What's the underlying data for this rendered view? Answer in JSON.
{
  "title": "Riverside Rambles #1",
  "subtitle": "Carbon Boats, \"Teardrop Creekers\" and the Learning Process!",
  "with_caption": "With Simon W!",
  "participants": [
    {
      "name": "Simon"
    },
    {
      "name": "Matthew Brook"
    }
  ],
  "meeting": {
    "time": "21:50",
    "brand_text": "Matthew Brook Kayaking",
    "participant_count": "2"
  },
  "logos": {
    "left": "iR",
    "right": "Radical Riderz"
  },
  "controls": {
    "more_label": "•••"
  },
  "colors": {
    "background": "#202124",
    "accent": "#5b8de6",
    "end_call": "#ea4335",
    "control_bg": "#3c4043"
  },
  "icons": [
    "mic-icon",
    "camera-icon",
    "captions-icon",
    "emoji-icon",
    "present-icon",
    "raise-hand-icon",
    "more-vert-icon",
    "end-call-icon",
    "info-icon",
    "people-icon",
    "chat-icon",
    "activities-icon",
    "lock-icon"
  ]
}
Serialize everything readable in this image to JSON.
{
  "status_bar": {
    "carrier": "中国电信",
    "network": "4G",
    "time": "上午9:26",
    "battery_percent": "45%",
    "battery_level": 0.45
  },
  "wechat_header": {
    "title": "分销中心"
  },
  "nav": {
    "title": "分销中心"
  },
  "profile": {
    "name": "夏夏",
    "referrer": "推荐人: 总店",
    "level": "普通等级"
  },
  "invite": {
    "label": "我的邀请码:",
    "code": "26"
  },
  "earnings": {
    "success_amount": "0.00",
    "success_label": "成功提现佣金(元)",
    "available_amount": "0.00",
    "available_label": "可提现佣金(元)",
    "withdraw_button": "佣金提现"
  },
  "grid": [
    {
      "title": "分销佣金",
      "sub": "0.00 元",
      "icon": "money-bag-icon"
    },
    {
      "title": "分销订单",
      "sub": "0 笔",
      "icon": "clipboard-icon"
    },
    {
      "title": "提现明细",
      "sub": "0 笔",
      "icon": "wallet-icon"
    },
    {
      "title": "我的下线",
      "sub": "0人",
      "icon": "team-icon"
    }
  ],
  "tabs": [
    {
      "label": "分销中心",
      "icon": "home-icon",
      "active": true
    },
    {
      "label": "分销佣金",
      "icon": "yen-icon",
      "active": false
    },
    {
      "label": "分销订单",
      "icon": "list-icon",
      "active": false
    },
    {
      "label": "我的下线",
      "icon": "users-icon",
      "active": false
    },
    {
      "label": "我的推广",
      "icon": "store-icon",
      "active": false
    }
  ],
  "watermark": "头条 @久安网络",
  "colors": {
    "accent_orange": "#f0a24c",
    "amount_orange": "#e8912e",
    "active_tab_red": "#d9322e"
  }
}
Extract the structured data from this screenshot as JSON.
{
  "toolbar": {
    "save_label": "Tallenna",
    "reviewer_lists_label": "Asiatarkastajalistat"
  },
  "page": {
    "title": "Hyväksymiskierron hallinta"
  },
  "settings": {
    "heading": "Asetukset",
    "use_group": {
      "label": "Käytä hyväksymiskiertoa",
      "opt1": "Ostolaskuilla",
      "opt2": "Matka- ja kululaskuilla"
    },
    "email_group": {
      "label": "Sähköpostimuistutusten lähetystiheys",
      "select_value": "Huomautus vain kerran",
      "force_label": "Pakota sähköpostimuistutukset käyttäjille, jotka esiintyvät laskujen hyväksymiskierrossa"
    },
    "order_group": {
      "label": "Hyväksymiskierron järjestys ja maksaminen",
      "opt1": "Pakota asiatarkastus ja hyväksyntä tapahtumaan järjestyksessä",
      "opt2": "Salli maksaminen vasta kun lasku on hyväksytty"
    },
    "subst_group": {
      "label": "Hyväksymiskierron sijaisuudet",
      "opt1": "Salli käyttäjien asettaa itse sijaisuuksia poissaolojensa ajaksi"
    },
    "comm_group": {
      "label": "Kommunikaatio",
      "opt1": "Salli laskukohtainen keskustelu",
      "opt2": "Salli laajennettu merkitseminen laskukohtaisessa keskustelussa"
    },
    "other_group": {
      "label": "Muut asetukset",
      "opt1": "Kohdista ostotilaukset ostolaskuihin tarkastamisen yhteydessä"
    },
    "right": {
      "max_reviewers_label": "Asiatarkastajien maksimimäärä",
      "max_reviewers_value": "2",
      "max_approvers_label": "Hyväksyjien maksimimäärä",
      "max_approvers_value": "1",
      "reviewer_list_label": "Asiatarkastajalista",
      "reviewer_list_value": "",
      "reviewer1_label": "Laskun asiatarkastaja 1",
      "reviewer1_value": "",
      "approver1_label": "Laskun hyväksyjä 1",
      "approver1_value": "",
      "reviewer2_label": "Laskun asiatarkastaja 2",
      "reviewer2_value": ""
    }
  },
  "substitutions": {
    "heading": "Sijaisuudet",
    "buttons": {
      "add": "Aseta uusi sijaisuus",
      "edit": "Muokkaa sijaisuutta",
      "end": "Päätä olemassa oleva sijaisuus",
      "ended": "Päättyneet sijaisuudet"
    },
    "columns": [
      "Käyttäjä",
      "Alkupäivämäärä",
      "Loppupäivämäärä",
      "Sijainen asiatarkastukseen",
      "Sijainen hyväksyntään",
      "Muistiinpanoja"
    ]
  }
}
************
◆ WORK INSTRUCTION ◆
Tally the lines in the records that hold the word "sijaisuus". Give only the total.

◆ WRITTEN SOLUTION ◆
2